“When [Hisham] got this opportunity to come here, thinking about the future of his son and his health, he decided that he could not pass on this opportunity because he knows that, here, his son will be helped,” Sahloul said.
Hoda also sought to escape the violence there.
Her home, just outside of Damascus, was hit as part of the 2013 gas attack in which 14,000 people died instantly. While she and her family survived, many of her friends are relatives were killed. For her, safety and stability are what drove her to the U.S.
“Here, there’s a future for their children,” Sahloul said.
Though for many of the refugees, their children are the primary reason they came to the U.S., many of them also had to leave family and friends behind in Syria to start a new life in the U.S.
“Especially given the uncertainty surrounding safety in Syria, it is more important now more than ever that these refugees stay connected with their family from home,” Sahloul said.

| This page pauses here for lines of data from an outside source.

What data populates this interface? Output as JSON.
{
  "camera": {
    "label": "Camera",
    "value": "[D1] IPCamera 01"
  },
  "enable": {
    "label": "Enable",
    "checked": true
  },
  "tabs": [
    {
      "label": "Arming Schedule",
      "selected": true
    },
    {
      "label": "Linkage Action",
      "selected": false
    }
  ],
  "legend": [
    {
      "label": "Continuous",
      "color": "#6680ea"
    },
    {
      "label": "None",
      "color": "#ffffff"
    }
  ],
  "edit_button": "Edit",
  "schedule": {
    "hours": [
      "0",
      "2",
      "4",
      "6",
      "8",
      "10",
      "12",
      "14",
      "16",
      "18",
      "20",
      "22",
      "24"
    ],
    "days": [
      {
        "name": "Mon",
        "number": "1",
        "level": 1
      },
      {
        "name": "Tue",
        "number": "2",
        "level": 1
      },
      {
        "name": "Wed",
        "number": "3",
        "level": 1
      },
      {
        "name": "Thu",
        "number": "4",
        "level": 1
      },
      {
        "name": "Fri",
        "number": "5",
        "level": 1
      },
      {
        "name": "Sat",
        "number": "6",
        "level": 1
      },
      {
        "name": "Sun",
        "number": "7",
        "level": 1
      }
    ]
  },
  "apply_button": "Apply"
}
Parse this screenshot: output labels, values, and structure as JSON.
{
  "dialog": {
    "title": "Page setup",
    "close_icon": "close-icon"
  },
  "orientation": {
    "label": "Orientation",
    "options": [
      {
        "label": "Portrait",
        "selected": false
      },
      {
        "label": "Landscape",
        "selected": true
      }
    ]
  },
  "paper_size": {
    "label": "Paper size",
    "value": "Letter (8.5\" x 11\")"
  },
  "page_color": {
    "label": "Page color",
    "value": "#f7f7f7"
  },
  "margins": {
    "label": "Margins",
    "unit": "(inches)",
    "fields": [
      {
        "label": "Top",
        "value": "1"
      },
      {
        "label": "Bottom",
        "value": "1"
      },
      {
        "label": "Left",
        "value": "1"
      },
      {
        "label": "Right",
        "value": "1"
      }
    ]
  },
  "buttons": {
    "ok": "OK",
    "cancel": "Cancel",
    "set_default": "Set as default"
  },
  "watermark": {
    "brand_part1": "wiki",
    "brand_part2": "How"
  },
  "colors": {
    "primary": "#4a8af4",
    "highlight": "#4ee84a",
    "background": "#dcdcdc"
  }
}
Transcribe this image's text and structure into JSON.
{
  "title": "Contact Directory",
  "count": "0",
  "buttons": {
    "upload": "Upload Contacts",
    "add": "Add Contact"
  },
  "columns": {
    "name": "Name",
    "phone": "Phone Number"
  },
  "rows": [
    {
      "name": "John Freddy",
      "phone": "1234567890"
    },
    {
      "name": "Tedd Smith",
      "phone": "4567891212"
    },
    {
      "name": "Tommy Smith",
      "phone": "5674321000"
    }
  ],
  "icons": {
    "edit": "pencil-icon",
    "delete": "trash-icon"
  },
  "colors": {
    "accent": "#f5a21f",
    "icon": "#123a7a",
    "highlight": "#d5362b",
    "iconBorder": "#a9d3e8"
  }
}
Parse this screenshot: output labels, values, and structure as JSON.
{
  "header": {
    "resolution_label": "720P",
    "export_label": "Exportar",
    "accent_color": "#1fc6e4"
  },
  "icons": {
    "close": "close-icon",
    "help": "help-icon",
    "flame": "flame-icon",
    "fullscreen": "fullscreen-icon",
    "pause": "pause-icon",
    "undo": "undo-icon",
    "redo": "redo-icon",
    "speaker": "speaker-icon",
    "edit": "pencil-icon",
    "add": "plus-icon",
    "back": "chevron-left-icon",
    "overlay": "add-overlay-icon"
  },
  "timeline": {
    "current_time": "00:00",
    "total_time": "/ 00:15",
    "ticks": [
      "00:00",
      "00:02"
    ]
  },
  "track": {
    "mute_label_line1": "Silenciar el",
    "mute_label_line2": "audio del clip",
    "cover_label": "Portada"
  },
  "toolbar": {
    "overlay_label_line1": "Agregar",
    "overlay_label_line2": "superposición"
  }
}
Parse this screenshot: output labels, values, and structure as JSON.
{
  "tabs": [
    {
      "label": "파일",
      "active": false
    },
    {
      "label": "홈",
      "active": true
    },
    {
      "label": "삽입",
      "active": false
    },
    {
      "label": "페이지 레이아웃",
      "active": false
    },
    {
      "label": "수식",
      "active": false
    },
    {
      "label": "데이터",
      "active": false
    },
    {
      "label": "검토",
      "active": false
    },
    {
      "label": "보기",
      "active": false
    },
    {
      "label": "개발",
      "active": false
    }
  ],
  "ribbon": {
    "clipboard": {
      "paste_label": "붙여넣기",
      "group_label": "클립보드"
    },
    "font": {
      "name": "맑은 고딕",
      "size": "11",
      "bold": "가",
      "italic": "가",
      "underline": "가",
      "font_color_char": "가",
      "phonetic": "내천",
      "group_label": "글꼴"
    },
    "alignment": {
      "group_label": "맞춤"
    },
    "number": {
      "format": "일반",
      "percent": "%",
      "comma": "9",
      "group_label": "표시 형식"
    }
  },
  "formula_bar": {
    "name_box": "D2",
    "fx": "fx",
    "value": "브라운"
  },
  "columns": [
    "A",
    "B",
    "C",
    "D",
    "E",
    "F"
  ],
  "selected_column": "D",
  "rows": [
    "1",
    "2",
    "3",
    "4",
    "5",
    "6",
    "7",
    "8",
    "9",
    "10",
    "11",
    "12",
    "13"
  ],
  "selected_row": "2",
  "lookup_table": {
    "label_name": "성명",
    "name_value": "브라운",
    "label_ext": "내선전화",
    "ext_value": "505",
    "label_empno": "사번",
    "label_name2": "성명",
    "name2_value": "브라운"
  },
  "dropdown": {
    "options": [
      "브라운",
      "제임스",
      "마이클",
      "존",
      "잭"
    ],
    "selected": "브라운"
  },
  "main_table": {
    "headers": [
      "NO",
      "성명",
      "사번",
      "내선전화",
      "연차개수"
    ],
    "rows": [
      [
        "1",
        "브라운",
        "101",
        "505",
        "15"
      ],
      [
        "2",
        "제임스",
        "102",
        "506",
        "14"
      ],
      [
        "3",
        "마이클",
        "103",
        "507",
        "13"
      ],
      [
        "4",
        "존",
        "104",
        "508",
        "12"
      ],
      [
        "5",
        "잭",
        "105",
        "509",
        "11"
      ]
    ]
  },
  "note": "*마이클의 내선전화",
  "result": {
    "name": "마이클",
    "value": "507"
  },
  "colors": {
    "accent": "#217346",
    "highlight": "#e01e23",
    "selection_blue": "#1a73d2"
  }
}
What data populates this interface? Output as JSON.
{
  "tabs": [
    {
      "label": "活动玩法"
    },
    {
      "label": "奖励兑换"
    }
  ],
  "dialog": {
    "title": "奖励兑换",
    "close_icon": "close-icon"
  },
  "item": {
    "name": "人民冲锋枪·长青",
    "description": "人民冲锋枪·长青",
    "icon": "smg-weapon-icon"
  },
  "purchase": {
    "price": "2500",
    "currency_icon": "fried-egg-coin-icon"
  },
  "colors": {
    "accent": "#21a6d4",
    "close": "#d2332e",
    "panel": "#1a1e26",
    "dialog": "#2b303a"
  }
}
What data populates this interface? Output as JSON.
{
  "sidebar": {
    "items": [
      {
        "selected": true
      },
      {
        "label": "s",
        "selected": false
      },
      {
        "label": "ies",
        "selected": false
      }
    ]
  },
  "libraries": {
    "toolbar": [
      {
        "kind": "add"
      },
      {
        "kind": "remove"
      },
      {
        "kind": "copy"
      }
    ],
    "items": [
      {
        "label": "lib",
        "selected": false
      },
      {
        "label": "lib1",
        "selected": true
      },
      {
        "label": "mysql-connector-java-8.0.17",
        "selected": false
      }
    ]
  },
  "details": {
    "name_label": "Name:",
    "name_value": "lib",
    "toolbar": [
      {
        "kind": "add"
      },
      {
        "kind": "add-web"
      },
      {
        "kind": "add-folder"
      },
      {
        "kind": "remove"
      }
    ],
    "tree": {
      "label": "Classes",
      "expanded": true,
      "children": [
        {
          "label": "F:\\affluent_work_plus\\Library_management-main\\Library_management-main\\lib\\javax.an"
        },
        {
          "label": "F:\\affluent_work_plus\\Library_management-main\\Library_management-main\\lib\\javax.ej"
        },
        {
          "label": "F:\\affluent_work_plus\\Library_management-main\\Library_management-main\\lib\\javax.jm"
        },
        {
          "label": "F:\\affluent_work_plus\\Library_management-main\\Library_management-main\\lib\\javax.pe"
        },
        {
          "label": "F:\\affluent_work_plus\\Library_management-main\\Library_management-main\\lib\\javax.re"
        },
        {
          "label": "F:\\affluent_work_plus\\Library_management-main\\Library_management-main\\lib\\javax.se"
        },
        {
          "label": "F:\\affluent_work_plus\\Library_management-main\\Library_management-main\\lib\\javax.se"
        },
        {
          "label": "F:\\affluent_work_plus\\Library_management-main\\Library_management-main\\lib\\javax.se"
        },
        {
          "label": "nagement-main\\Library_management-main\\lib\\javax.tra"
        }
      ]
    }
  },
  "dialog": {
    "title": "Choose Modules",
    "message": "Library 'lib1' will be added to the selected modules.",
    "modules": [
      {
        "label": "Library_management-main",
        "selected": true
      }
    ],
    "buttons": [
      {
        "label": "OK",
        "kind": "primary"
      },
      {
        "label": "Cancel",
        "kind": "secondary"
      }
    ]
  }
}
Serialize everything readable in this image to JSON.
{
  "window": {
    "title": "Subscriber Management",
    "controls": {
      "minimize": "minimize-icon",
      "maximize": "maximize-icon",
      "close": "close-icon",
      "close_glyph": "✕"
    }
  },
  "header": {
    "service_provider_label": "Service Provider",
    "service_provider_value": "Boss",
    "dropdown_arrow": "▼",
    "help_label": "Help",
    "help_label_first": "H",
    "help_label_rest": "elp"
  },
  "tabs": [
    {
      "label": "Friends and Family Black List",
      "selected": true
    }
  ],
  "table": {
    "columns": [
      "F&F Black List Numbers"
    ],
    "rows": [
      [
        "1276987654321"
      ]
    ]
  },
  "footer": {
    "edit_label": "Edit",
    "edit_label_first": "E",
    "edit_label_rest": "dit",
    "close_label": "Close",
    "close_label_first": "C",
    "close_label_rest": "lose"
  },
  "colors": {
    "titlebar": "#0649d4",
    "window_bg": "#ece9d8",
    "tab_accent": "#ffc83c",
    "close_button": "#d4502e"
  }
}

A combination of students and organizations in and around Hyde Park are helping the refugees not only assimilate but also stay connected with their loved ones back in Syria.